Some years ago I was asked what I, as a writer, actually did all day. I was in the process of revising a script, so I answered truthfully: I spent the whole day talking to my imaginary friends.
Writing can be noisy work. Performance writers are creating dynamic, pace, tension and flow. All that, plus characters, plot, aesthetic, and the world of the play is created through dialogue. Owing to this, I can’t stress enough the importance of knowing how your words move when spoken aloud – how they feel and emerge from a living mouth – what your work sounds like when uttered in a room.
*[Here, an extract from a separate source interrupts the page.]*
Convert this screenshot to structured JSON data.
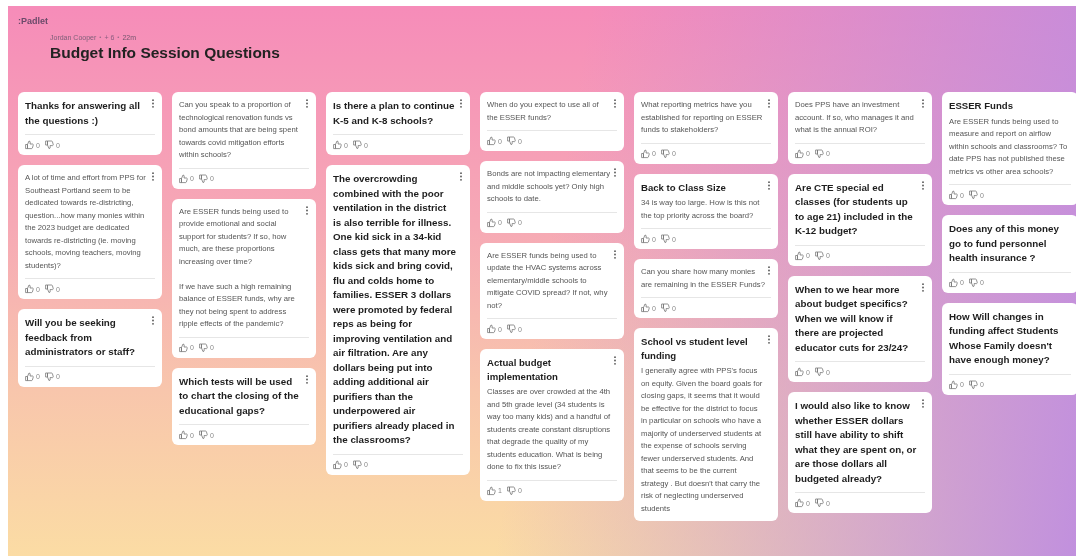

It is often only in a read-through of a script we become aware of any tongue-twisters or difficult sentences we may have inadvertently created; it is there we note if a line sounds stilted, histrionic, or chimes false. Sudden unexpected little rhyming couplets emerge and accidental puns or double entendres. It is alarming how often what we thought we knew so well can surprise us – even ambush us. Reading the dialogue aloud when you write it is one way of avoiding this.
I find I can identify sections that are ‘flabby’ or need attention simply by half-murmuring the lines when I read the play. I can also find the sentences that jar because there are too many syllables in them, or not enough – and all this impacts on the greater whole.
Plays are written to be spoken. It makes sense that we should check the rhythm and flow by saying those words aloud. It helps us to check whether the dynamic between characters moves in the speed and pace we want at that moment. I often compare writing to composing music – it’s good to check each section follows the patterns and has the energy appropriate to the atmosphere we are trying to create at any point.
I’ve worked with writers who are bewildered as to why a scene which they know should work doesn’t. They’ve honed it, included all the necessary components of plot, rising tension, good characterisation – and yet it still doesn’t have the desired impact or emotional effect. We have then edited a few lines – perhaps changed the length or rhythm of several – and suddenly, to their astonishment, the moment works.
A speedy staccato back-and-forth may undermine and destroy a tender moment, or one with tension and gravitas – but that dynamic leading up to a slower, more evenly spaced section can help heighten the moment by contrast.
Movement of text has an impact on the audience and how it receives the information. Try and ensure you use the appropriate dynamic, flow, vocabulary and interaction. Reading the text aloud will help this.
(c)kaiteoreilly 13 October 2011